Metropolitan Opera House, New York, NY: July 6(m), 2013.

Colleen Boresta.
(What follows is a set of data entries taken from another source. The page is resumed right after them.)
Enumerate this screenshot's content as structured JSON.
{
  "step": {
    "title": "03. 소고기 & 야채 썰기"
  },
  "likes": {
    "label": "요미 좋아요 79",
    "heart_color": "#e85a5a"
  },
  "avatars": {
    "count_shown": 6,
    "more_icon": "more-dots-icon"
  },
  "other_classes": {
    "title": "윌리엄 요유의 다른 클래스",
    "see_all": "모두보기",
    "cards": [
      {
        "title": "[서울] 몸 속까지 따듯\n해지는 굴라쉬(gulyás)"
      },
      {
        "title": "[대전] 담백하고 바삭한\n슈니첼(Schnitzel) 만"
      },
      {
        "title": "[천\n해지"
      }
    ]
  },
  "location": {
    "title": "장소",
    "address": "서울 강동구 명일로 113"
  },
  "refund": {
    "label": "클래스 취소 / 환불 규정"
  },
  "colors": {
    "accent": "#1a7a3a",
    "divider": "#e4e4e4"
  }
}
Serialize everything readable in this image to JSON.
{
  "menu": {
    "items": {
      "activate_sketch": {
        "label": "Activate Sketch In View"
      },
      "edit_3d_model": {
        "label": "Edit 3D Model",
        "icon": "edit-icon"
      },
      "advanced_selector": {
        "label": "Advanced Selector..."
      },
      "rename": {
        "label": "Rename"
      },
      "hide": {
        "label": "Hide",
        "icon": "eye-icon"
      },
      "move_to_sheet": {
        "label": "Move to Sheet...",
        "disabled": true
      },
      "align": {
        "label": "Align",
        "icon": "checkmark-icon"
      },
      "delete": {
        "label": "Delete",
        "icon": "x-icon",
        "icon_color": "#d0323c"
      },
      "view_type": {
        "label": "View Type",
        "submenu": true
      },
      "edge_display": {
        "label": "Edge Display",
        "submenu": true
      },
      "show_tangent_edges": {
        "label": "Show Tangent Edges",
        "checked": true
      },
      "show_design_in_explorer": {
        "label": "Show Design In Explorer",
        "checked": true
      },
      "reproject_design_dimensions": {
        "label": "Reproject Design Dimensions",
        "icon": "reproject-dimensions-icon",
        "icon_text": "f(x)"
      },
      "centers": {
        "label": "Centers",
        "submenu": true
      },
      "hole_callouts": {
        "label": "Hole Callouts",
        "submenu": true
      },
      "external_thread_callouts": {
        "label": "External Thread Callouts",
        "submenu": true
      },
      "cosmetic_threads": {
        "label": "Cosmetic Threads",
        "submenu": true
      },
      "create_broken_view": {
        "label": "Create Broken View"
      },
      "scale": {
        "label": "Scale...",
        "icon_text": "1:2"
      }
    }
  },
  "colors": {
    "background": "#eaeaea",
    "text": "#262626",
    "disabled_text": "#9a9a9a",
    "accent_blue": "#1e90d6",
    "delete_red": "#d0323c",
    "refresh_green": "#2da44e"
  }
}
American Ballet Theatre’s current production of ‘The Sleeping Beauty’ is choreographed by Kevin McKenzie, Gelsey Kirkland and Michael Chernov after Marius Petipa.  It is not as strong as the Kenneth MacMillan ‘Sleeping Beauty’ which ABT danced previously.  It is, however, much better than ‘The Sleeping Beauty’ which premiered in 2007.  The choreography is the same, but that 2007 ‘Beauty’ had atrocious costumes and scenery, including a curtain which looked more like a modern shower curtain than anything found in a fairytale palace.

 

The shower curtain is gone and ABT’s 2013 ‘Sleeping Beauty’ has gorgeous costumes and scenery.  My main complaint is that so much of Act III (“The Wedding Celebration”) has been deleted.  Puss in Boots and the White Cat, Little Red Riding Hood and the Wolf and Cinderella and the Prince only appear at the beginning and end of Act III and they don’t get to dance their pas de deux.  I wish McKenzie and company had instead decided to get rid of the scene at the beginning of Act I (“The Spell”).  It involves the King wanting to execute four ladies as well as the King’s chief minister and his assistant for possessing spindles.  This scene is not needed dramatically and it really seems to go on forever.  I hope ABT gets rid of this scene and brings back the pas de deux for the fairytale characters in Act III.

‘The Sleeping Beauty’ begins with the christening of Princess Aurora.  Due to an error on the part of Catalabutte, the King’s chief minister, the fairy Carabosse has been left off the guest list. The evil fairy crashes the royal event and states that on Aurora’s sixteenth birthday she will prick her finger on a spindle and die.  The Lilac Fairy softens the spell, saying that Aurora will not die at age sixteen.  She will merely sleep for 100 years.

In Act I (“The Spell”) it is Aurora’s sixteenth birthday.  Princes from the four corners of the earth have arrived to ask for the Princess’ hand in marriage.  Carabosse, disguised as an old crone, gives Aurora a bouquet of flowers.  Hidden within the flowers is a spindle upon which the Princess pricks her finger.  The Lilac Fairy returns and sees to it that Aurora, the King, the Queen and the entire court fall asleep for 100 years.

In Act II (“The Vision”) the Lilac Fairy shows a jaded and discontented Prince Desire a vision of Aurora.  The Prince falls in love and pleads with the Lilac Fairy to take him to the sleeping princess.  When he reaches her, Prince Desire awakens Aurora with a kiss.  In the final act (“The Wedding Celebration”) Aurora and her prince get married.

The July 6th matinee of ABT’s ‘Sleeping Beauty’ contains several wonderful performances.  First of all is Xiomara Reyes’ Princess Aurora.  Except for a very slight slip at the beginning of the third fish dive of the Grand Pas, Reyes does not put a foot or hand wrong.  Her Rose Adagio, where the sixteen year old Princess is being wooed by four suitors, is even better than when I saw her as Aurora two years ago.  Reyes’ balances are very secure and her control and musicality are evident throughout the ballet.  As well Reyes shows the Princess’ progression from luminous sixteen year old (“The Spell”) to celestial being (“The Vision”) to blissfully happy young bride (“The Wedding Celebration”).

The Royal Danish Ballet dancer, Alban Lendorf, is a superb Prince Desire.  He impresses the audience with his soaring leaps with plush landings and his exciting multiple air turns.  He is also a wonderful actor (He is Danish after all.) and a very assured and attentive partner.

Yuriko Kajiya is a wonderfully lyrical Lilac Fairy.  Her beautiful port de bras and exquisitely lovely hands highlight the grandeur of the lead fairy.  Stella Abrera dances the role of Princess Florine with glistening grace.  As her partner Sascha Radetsky is a revelation.  His is the best Bluebird variation I’ve seen since Angel Corella danced the role in the 1990s.  His ballon is superb and his leg beats are performed expertly.  The audience clearly shows its appreciation of both Abrera and Radetsky.
I still wish ABT would bring back ‘The Sleeping Beauty’s entire Act III (“The Wedding Celebration”).  I have to admit, however,  that the July 6th matinee performance was truly beautiful and a great way to end the 2013 New York Spring/Summer ballet season.